Set every entry down again exactly, excluding any pictures.

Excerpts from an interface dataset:
---+---

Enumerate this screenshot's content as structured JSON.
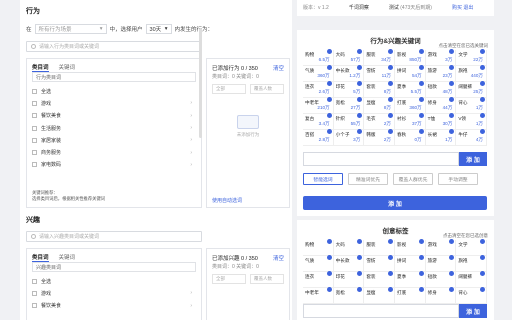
{
  "behavior": {
    "title": "行为",
    "in_label": "在",
    "scene_select": "所有行为场景",
    "middle_label": "中，选择用户",
    "days_select": "30天",
    "suffix": "内发生的行为：",
    "search_placeholder": "请输入行为类目词或关键词",
    "tabs": [
      "类目词",
      "关键词"
    ],
    "sub_search": "行为类目词",
    "categories": [
      "全选",
      "游戏",
      "餐饮美食",
      "生活服务",
      "家居家装",
      "商务服务",
      "家电数码"
    ],
    "note_title": "关键词推荐：",
    "note_text": "选择类目词后，根据相关性推荐关键词",
    "added_label": "已添加行为 0 / 350",
    "clear": "清空",
    "added_sub": "类目词：0   关键词：0",
    "mini_all": "全部",
    "mini_people": "覆盖人数",
    "empty_text": "未添加行为",
    "use_auto": "使用自动选词"
  },
  "interest": {
    "title": "兴趣",
    "search_placeholder": "请输入兴趣类目词或关键词",
    "tabs": [
      "类目词",
      "关键词"
    ],
    "sub_search": "兴趣类目词",
    "categories": [
      "全选",
      "游戏",
      "餐饮美食"
    ],
    "added_label": "已添加兴趣 0 / 350",
    "clear": "清空",
    "added_sub": "类目词：0   关键词：0",
    "mini_all": "全部",
    "mini_people": "覆盖人数"
  },
  "right": {
    "version": "版本：v 1.2",
    "product": "千词洞察",
    "trial": "测试",
    "trial_sub": "(473天后到期)",
    "buy": "购买",
    "logout": "退出",
    "kw_title": "行为&兴趣关键词",
    "kw_hint": "点击清空在您已选关键词",
    "keywords": [
      {
        "w": "购物",
        "n": "6.5万"
      },
      {
        "w": "大码",
        "n": "57万"
      },
      {
        "w": "服装",
        "n": "34万"
      },
      {
        "w": "影视",
        "n": "850万"
      },
      {
        "w": "游戏",
        "n": "3万"
      },
      {
        "w": "文学",
        "n": "22万"
      },
      {
        "w": "气质",
        "n": "360万"
      },
      {
        "w": "中长款",
        "n": "1.2万"
      },
      {
        "w": "雪纺",
        "n": "11万"
      },
      {
        "w": "拼词",
        "n": "54万"
      },
      {
        "w": "旅游",
        "n": "23万"
      },
      {
        "w": "旗袍",
        "n": "440万"
      },
      {
        "w": "连衣",
        "n": "2.6万"
      },
      {
        "w": "印花",
        "n": "5万"
      },
      {
        "w": "套装",
        "n": "8万"
      },
      {
        "w": "夏季",
        "n": "5.5万"
      },
      {
        "w": "短款",
        "n": "48万"
      },
      {
        "w": "阔腿裤",
        "n": "25万"
      },
      {
        "w": "中老年",
        "n": "210万"
      },
      {
        "w": "宽松",
        "n": "27万"
      },
      {
        "w": "显瘦",
        "n": "8万"
      },
      {
        "w": "打底",
        "n": "360万"
      },
      {
        "w": "修身",
        "n": "44万"
      },
      {
        "w": "背心",
        "n": "1万"
      },
      {
        "w": "复古",
        "n": "3.4万"
      },
      {
        "w": "针织",
        "n": "55万"
      },
      {
        "w": "毛衣",
        "n": "2万"
      },
      {
        "w": "衬衫",
        "n": "37万"
      },
      {
        "w": "T恤",
        "n": "30万"
      },
      {
        "w": "V领",
        "n": "1万"
      },
      {
        "w": "百搭",
        "n": "2.8万"
      },
      {
        "w": "小个子",
        "n": "3万"
      },
      {
        "w": "韩版",
        "n": "2万"
      },
      {
        "w": "春秋",
        "n": "0万"
      },
      {
        "w": "长裙",
        "n": "1万"
      },
      {
        "w": "牛仔",
        "n": "4万"
      }
    ],
    "add": "添 加",
    "options": [
      "智能选词",
      "精准词优先",
      "覆盖人群优先",
      "手动调整"
    ],
    "big_add": "添 加",
    "tag_title": "创意标签",
    "tag_hint": "点击清空在您已选创意",
    "tags": [
      "购物",
      "大码",
      "服装",
      "影视",
      "游戏",
      "文学",
      "气质",
      "中长款",
      "雪纺",
      "拼词",
      "旅游",
      "旗袍",
      "连衣",
      "印花",
      "套装",
      "夏季",
      "短款",
      "阔腿裤",
      "中老年",
      "宽松",
      "显瘦",
      "打底",
      "修身",
      "背心"
    ],
    "tag_add": "添 加"
  }
}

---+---

### Result for this task
Enumerate this screenshot's content as structured JSON.
{
  "behavior": {
    "title": "行为",
    "in_label": "在",
    "scene_select": "所有行为场景",
    "middle_label": "中，选择用户",
    "days_select": "30天",
    "suffix": "内发生的行为：",
    "search_placeholder": "请输入行为类目词或关键词",
    "tabs": [
      "类目词",
      "关键词"
    ],
    "sub_search": "行为类目词",
    "categories": [
      "全选",
      "游戏",
      "餐饮美食",
      "生活服务",
      "家居家装",
      "商务服务",
      "家电数码"
    ],
    "note_title": "关键词推荐：",
    "note_text": "选择类目词后，根据相关性推荐关键词",
    "added_label": "已添加行为 0 / 350",
    "clear": "清空",
    "added_sub": "类目词：0   关键词：0",
    "mini_all": "全部",
    "mini_people": "覆盖人数",
    "empty_text": "未添加行为",
    "use_auto": "使用自动选词"
  },
  "interest": {
    "title": "兴趣",
    "search_placeholder": "请输入兴趣类目词或关键词",
    "tabs": [
      "类目词",
      "关键词"
    ],
    "sub_search": "兴趣类目词",
    "categories": [
      "全选",
      "游戏",
      "餐饮美食"
    ],
    "added_label": "已添加兴趣 0 / 350",
    "clear": "清空",
    "added_sub": "类目词：0   关键词：0",
    "mini_all": "全部",
    "mini_people": "覆盖人数"
  },
  "right": {
    "version": "版本：v 1.2",
    "product": "千词洞察",
    "trial": "测试",
    "trial_sub": "(473天后到期)",
    "buy": "购买",
    "logout": "退出",
    "kw_title": "行为&兴趣关键词",
    "kw_hint": "点击清空在您已选关键词",
    "keywords": [
      {
        "w": "购物",
        "n": "6.5万"
      },
      {
        "w": "大码",
        "n": "57万"
      },
      {
        "w": "服装",
        "n": "34万"
      },
      {
        "w": "影视",
        "n": "850万"
      },
      {
        "w": "游戏",
        "n": "3万"
      },
      {
        "w": "文学",
        "n": "22万"
      },
      {
        "w": "气质",
        "n": "360万"
      },
      {
        "w": "中长款",
        "n": "1.2万"
      },
      {
        "w": "雪纺",
        "n": "11万"
      },
      {
        "w": "拼词",
        "n": "54万"
      },
      {
        "w": "旅游",
        "n": "23万"
      },
      {
        "w": "旗袍",
        "n": "440万"
      },
      {
        "w": "连衣",
        "n": "2.6万"
      },
      {
        "w": "印花",
        "n": "5万"
      },
      {
        "w": "套装",
        "n": "8万"
      },
      {
        "w": "夏季",
        "n": "5.5万"
      },
      {
        "w": "短款",
        "n": "48万"
      },
      {
        "w": "阔腿裤",
        "n": "25万"
      },
      {
        "w": "中老年",
        "n": "210万"
      },
      {
        "w": "宽松",
        "n": "27万"
      },
      {
        "w": "显瘦",
        "n": "8万"
      },
      {
        "w": "打底",
        "n": "360万"
      },
      {
        "w": "修身",
        "n": "44万"
      },
      {
        "w": "背心",
        "n": "1万"
      },
      {
        "w": "复古",
        "n": "3.4万"
      },
      {
        "w": "针织",
        "n": "55万"
      },
      {
        "w": "毛衣",
        "n": "2万"
      },
      {
        "w": "衬衫",
        "n": "37万"
      },
      {
        "w": "T恤",
        "n": "30万"
      },
      {
        "w": "V领",
        "n": "1万"
      },
      {
        "w": "百搭",
        "n": "2.8万"
      },
      {
        "w": "小个子",
        "n": "3万"
      },
      {
        "w": "韩版",
        "n": "2万"
      },
      {
        "w": "春秋",
        "n": "0万"
      },
      {
        "w": "长裙",
        "n": "1万"
      },
      {
        "w": "牛仔",
        "n": "4万"
      }
    ],
    "add": "添 加",
    "options": [
      "智能选词",
      "精准词优先",
      "覆盖人群优先",
      "手动调整"
    ],
    "big_add": "添 加",
    "tag_title": "创意标签",
    "tag_hint": "点击清空在您已选创意",
    "tags": [
      "购物",
      "大码",
      "服装",
      "影视",
      "游戏",
      "文学",
      "气质",
      "中长款",
      "雪纺",
      "拼词",
      "旅游",
      "旗袍",
      "连衣",
      "印花",
      "套装",
      "夏季",
      "短款",
      "阔腿裤",
      "中老年",
      "宽松",
      "显瘦",
      "打底",
      "修身",
      "背心"
    ],
    "tag_add": "添 加"
  }
}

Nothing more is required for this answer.